The whole of the data, every line, should come back exactly the same.

Data about app and page elements:

+--

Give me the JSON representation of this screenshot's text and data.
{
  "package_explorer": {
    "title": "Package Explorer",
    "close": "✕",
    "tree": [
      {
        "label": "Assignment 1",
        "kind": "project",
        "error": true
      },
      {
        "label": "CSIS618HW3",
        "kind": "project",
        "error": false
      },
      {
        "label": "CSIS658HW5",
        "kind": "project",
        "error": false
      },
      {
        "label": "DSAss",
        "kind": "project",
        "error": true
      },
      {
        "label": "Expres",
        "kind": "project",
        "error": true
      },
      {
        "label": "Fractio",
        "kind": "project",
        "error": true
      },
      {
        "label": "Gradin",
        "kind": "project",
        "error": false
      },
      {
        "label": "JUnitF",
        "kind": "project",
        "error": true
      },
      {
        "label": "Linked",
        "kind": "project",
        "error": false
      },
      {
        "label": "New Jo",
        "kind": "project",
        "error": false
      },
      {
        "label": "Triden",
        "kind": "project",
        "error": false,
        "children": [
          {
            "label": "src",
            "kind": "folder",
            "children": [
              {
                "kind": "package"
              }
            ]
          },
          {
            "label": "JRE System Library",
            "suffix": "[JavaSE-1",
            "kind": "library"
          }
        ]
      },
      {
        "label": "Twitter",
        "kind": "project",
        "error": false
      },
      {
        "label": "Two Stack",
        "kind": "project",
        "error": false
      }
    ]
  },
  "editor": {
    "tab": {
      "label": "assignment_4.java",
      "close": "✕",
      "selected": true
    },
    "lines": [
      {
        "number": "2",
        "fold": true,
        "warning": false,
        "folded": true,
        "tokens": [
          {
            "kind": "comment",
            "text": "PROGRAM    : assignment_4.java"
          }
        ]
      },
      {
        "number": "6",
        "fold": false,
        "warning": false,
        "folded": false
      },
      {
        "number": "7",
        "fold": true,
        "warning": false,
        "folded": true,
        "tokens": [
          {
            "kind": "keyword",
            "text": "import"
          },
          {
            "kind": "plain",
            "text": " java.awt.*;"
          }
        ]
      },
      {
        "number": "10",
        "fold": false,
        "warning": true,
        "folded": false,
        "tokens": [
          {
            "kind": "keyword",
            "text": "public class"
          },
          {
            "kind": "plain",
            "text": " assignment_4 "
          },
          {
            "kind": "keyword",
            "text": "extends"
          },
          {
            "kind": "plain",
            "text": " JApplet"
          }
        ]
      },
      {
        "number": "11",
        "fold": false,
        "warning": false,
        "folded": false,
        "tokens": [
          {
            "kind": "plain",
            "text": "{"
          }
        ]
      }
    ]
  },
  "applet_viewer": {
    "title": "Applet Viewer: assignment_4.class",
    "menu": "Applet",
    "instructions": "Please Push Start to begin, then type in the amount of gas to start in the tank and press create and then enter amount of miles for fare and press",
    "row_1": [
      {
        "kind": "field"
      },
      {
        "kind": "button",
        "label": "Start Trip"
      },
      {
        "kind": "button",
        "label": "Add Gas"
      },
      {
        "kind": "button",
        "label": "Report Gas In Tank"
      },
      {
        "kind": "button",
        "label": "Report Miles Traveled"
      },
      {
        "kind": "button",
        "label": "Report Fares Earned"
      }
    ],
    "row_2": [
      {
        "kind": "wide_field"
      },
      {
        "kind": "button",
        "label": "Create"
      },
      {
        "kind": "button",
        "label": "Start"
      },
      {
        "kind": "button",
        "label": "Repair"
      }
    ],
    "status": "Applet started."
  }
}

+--

> [SOLUTION FOR THIS PROBLEM]:
Give me the JSON representation of this screenshot's text and data.
{
  "package_explorer": {
    "title": "Package Explorer",
    "close": "✕",
    "tree": [
      {
        "label": "Assignment 1",
        "kind": "project",
        "error": true
      },
      {
        "label": "CSIS618HW3",
        "kind": "project",
        "error": false
      },
      {
        "label": "CSIS658HW5",
        "kind": "project",
        "error": false
      },
      {
        "label": "DSAss",
        "kind": "project",
        "error": true
      },
      {
        "label": "Expres",
        "kind": "project",
        "error": true
      },
      {
        "label": "Fractio",
        "kind": "project",
        "error": true
      },
      {
        "label": "Gradin",
        "kind": "project",
        "error": false
      },
      {
        "label": "JUnitF",
        "kind": "project",
        "error": true
      },
      {
        "label": "Linked",
        "kind": "project",
        "error": false
      },
      {
        "label": "New Jo",
        "kind": "project",
        "error": false
      },
      {
        "label": "Triden",
        "kind": "project",
        "error": false,
        "children": [
          {
            "label": "src",
            "kind": "folder",
            "children": [
              {
                "kind": "package"
              }
            ]
          },
          {
            "label": "JRE System Library",
            "suffix": "[JavaSE-1",
            "kind": "library"
          }
        ]
      },
      {
        "label": "Twitter",
        "kind": "project",
        "error": false
      },
      {
        "label": "Two Stack",
        "kind": "project",
        "error": false
      }
    ]
  },
  "editor": {
    "tab": {
      "label": "assignment_4.java",
      "close": "✕",
      "selected": true
    },
    "lines": [
      {
        "number": "2",
        "fold": true,
        "warning": false,
        "folded": true,
        "tokens": [
          {
            "kind": "comment",
            "text": "PROGRAM    : assignment_4.java"
          }
        ]
      },
      {
        "number": "6",
        "fold": false,
        "warning": false,
        "folded": false
      },
      {
        "number": "7",
        "fold": true,
        "warning": false,
        "folded": true,
        "tokens": [
          {
            "kind": "keyword",
            "text": "import"
          },
          {
            "kind": "plain",
            "text": " java.awt.*;"
          }
        ]
      },
      {
        "number": "10",
        "fold": false,
        "warning": true,
        "folded": false,
        "tokens": [
          {
            "kind": "keyword",
            "text": "public class"
          },
          {
            "kind": "plain",
            "text": " assignment_4 "
          },
          {
            "kind": "keyword",
            "text": "extends"
          },
          {
            "kind": "plain",
            "text": " JApplet"
          }
        ]
      },
      {
        "number": "11",
        "fold": false,
        "warning": false,
        "folded": false,
        "tokens": [
          {
            "kind": "plain",
            "text": "{"
          }
        ]
      }
    ]
  },
  "applet_viewer": {
    "title": "Applet Viewer: assignment_4.class",
    "menu": "Applet",
    "instructions": "Please Push Start to begin, then type in the amount of gas to start in the tank and press create and then enter amount of miles for fare and press",
    "row_1": [
      {
        "kind": "field"
      },
      {
        "kind": "button",
        "label": "Start Trip"
      },
      {
        "kind": "button",
        "label": "Add Gas"
      },
      {
        "kind": "button",
        "label": "Report Gas In Tank"
      },
      {
        "kind": "button",
        "label": "Report Miles Traveled"
      },
      {
        "kind": "button",
        "label": "Report Fares Earned"
      }
    ],
    "row_2": [
      {
        "kind": "wide_field"
      },
      {
        "kind": "button",
        "label": "Create"
      },
      {
        "kind": "button",
        "label": "Start"
      },
      {
        "kind": "button",
        "label": "Repair"
      }
    ],
    "status": "Applet started."
  }
}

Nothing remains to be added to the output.